A documentary about the effects of synthetic drugs. This documentary includes interviews with the addicts, raw footage of addicts overdosing and information relevant to meth, bathsalts and molly. Please share and get this information to the public!
Bath salts is a term used in North America to describe a number of recreational designer drugs. The name derives from instances in which the drugs have been sold disguised as true bath salts. The white powder, granules, or crystals often resemble true bath salts such as Epsom salts, but are very different chemically. The drugs' packaging often states "not for human consumption" in an attempt to circumvent drug prohibition laws.
Commercially known as synthetic cannabis (synthetic marijuana), or technically synthetic cannabinoid receptor agonists, is any drug that mimics the effects of cannabis sprayed onto a herbal base material. There are several psychoactive artificial cannabinoid families (e.g. AM-xxx, HU-xxx, JWH-xxx, CP xx) that are used as designer drugs sprayed on herbs and sold as natural highs under brand names like K2 and Spice, both of which are genericized trademarks used for any synthetic cannabis product. Synthetic cannabis is often termed spice product.
When synthetic cannabis blends first went on sale in the early 2000s, it was thought that they achieved an effect through a mixture of natural herbs. Laboratory analysis in 2008 showed that this was not the case, and that they in fact contain synthetic cannabinoids that act on the body in a similar way to cannabinoids naturally found in cannabis, such as THC. A large and complex variety of synthetic cannabinoids, most often cannabicyclohexanol, JWH-018, JWH-073, or HU-210, are used in an attempt to avoid the laws that make cannabis illegal, making synthetic cannabis a designer drug. It has been sold under various brand names, online, in head shops, and other stores.
It is often marketed as "herbal incense"; however, some brands market their products as "herbal smoking blends". In either case, the products are usually smoked by users. Although synthetic cannabis does not produce positive results in drug tests for cannabis, it is possible to detect its metabolites in human urine. The synthetic cannabinoids contained in synthetic cannabis products have been made illegal in many European countries.

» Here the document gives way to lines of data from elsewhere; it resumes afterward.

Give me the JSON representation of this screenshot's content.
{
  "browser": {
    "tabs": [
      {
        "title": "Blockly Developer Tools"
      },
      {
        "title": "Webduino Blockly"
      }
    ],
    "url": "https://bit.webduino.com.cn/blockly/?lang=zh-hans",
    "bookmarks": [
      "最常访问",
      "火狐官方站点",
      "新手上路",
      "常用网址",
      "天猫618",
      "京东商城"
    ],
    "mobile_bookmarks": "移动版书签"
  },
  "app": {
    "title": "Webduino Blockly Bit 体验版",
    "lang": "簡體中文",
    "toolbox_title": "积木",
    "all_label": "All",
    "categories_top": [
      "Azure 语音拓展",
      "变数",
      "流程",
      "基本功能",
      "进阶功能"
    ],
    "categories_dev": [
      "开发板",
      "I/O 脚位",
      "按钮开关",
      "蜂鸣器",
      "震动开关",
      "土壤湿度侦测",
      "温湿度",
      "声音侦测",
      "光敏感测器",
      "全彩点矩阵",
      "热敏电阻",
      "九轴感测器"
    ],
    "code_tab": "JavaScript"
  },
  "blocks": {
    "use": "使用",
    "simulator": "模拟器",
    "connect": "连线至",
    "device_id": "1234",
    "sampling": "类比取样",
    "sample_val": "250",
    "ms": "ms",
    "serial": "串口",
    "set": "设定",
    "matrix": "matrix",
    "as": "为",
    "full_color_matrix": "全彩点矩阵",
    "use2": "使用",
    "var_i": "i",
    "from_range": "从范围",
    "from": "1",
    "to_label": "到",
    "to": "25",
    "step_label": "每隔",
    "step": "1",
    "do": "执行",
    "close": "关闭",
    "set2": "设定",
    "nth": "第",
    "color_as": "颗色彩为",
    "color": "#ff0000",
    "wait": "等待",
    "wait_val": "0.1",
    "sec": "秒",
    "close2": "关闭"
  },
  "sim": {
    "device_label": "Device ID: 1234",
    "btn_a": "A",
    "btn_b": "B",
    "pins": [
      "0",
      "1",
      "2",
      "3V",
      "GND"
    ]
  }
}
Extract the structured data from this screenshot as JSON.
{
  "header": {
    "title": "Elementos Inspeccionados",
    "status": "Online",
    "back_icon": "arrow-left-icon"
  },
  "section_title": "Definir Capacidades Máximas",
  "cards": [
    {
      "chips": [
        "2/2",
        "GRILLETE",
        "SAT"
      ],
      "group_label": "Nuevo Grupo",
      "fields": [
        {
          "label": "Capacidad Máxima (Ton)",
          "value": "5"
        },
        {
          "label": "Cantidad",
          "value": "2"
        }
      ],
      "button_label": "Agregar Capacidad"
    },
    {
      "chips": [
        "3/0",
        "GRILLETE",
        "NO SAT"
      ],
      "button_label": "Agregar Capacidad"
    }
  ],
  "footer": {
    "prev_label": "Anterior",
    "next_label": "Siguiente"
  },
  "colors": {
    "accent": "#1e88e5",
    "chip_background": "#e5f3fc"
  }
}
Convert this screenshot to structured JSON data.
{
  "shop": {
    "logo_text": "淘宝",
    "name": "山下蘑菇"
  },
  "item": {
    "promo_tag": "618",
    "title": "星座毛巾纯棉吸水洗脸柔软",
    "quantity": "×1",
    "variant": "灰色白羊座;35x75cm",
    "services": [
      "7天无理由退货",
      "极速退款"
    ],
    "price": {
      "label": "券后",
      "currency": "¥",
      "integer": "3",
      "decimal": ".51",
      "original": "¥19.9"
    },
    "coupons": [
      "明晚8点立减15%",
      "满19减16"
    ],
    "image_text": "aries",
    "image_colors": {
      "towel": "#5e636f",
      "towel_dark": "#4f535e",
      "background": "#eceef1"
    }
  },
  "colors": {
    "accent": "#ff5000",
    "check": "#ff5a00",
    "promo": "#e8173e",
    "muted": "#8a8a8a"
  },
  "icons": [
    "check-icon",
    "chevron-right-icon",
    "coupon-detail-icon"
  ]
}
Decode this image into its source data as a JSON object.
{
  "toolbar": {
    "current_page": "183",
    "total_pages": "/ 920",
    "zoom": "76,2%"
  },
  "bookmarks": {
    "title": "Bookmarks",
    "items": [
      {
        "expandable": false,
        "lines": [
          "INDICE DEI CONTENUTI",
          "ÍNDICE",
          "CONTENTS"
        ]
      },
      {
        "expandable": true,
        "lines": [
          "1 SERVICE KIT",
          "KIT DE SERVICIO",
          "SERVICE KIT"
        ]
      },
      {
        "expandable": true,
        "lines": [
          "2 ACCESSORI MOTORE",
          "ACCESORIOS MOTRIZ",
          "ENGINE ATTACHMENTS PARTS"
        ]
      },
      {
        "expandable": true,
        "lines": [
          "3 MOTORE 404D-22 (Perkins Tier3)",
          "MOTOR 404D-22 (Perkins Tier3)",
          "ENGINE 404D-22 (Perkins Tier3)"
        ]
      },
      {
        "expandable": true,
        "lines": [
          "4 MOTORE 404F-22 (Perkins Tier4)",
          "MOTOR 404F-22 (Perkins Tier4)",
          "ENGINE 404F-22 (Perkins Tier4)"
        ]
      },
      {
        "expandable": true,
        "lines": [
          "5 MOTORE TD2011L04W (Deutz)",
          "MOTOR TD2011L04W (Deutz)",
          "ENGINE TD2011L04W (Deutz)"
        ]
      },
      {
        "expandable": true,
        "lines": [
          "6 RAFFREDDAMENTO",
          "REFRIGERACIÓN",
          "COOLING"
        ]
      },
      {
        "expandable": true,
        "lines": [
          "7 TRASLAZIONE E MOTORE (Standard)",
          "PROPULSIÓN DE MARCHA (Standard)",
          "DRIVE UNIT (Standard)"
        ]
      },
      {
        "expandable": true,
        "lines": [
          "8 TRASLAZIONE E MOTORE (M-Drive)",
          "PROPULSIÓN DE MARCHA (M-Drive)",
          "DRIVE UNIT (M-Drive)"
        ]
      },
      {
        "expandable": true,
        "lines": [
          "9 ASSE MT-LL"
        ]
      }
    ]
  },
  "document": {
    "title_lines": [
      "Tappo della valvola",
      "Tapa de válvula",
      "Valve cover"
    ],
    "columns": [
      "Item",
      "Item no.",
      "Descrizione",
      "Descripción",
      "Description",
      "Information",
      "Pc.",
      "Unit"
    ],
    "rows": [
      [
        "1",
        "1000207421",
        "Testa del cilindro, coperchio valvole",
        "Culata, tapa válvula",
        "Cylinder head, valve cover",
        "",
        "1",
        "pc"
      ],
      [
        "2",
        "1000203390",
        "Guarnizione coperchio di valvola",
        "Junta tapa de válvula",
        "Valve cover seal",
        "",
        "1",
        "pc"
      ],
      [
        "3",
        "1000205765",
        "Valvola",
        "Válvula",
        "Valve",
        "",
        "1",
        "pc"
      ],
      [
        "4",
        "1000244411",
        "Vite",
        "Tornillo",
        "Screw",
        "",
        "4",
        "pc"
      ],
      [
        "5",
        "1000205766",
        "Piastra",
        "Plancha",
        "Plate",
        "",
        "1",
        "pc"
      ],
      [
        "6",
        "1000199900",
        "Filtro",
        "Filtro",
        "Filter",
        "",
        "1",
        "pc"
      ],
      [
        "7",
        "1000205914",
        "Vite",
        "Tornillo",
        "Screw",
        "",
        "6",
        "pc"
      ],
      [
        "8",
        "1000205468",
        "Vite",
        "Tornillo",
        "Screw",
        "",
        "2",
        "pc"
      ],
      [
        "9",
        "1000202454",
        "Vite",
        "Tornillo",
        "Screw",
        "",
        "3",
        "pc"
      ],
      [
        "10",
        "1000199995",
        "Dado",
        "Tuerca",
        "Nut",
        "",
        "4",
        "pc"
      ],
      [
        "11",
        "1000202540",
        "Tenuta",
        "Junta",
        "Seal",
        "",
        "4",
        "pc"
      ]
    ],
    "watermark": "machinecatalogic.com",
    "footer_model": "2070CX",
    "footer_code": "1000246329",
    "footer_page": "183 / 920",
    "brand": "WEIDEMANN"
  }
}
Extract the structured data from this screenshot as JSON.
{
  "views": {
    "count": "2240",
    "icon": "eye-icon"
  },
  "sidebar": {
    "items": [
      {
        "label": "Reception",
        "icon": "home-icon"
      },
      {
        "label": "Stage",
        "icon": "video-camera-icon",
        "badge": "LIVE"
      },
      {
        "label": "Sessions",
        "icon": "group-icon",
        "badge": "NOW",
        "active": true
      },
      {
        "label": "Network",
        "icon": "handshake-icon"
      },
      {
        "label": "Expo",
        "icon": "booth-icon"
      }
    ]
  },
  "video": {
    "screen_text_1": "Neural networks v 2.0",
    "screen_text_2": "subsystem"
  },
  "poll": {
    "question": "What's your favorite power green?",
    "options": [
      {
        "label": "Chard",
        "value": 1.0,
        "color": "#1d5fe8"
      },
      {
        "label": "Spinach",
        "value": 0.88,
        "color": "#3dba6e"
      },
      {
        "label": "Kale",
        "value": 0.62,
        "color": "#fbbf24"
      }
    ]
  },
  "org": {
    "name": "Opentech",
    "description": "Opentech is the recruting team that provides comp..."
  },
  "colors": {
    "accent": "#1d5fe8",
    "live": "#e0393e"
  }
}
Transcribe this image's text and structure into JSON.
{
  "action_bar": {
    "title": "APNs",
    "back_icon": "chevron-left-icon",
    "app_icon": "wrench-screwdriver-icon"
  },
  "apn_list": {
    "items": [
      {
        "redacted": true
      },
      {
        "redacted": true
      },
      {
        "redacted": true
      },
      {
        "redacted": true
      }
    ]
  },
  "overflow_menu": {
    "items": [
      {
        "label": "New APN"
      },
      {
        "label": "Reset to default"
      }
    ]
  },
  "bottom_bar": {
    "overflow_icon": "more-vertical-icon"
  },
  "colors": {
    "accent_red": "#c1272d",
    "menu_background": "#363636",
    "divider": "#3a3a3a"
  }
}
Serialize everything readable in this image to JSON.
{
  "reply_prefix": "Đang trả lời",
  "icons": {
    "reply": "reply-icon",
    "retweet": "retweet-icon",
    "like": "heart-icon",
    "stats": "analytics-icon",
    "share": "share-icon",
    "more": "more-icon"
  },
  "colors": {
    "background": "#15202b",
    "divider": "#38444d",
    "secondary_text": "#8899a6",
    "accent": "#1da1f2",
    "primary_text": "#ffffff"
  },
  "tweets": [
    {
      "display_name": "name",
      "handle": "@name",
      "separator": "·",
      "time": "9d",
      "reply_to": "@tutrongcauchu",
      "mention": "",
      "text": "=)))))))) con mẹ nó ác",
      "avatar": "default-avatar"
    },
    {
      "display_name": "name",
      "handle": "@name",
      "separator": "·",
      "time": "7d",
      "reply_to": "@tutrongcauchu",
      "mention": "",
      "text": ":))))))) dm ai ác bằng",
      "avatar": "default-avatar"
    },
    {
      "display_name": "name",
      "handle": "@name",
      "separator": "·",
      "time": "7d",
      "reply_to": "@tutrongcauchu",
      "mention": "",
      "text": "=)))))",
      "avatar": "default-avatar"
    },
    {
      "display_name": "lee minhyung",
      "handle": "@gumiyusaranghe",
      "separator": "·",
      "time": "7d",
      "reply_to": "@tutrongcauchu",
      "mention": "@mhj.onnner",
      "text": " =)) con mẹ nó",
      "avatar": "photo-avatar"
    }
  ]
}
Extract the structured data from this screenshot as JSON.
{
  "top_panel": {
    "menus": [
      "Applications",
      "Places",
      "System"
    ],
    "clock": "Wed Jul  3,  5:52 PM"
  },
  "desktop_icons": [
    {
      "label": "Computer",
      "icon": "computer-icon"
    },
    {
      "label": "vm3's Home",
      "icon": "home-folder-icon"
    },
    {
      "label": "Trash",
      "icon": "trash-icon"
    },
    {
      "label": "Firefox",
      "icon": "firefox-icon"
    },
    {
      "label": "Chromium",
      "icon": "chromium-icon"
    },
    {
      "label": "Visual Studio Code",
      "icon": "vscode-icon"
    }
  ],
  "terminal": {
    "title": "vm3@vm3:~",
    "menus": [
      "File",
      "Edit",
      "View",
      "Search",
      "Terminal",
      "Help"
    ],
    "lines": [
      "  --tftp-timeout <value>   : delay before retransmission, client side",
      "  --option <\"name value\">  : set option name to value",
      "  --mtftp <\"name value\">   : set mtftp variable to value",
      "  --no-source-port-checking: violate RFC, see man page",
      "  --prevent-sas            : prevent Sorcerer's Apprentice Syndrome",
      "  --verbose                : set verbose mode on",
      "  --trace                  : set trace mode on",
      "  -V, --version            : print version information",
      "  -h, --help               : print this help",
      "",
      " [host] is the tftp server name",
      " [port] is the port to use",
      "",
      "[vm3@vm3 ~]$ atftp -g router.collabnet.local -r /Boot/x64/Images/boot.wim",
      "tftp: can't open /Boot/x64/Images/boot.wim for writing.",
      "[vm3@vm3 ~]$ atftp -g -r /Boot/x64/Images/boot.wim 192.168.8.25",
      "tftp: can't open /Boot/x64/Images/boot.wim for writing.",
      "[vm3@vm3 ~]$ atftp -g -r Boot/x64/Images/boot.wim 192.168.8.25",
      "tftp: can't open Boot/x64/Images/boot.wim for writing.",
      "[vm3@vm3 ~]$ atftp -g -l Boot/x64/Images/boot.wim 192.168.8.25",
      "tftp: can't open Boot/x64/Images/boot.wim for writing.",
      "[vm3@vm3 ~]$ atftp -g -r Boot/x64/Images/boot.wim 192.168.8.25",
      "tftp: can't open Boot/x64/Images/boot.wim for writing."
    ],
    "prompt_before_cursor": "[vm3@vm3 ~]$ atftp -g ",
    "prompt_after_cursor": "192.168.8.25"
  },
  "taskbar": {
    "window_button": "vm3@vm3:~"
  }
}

Synthetic cathinones such as mephedrone, which are chemically similar to cathinone, naturally found in the plant Catha edulis (khat), were first synthesised in the 1920s. They remained obscure until the first decade of the 21st century, when they were rediscovered by underground chemists and began to be used in designer drugs, as the compounds were legal in many jurisdictions. In 2009 and 2010 there was a significant rise in the abuse of synthetic cathinones, initially in the United Kingdom and the rest of Europe, and subsequently in the US. Drugs marketed as "bath salts" first came to the attention of authorities in the US in 2010 after reports were made to US poison centres. In Europe, the drugs were predominantly purchased from drug dealers or from websites, but in the US they were mainly sold in small independent stores such as gas stations and head shops. In the US, this often made them easier to obtain than cigarettes and alcohol. Bath salts have also been sold online in small packets; some of the brand names used are "Purple Wave," "Zoom," and "Cloud Nine."
Hundreds of other designer drugs or "legal highs" have been reported, including artificial chemicals such as synthetic cannabis and semi-synthetic substances such as methylhexaneamine. These drugs are primarily developed to avoid being controlled by laws against illegal drugs, thus giving them the label of designer drugs.
The number of calls to poison centers concerning "bath salts" rose from 304 in 2010 to 6,138 in 2011, according to the American Association of Poison Control Centers. More than 1,000 calls had been made in 2012 by June.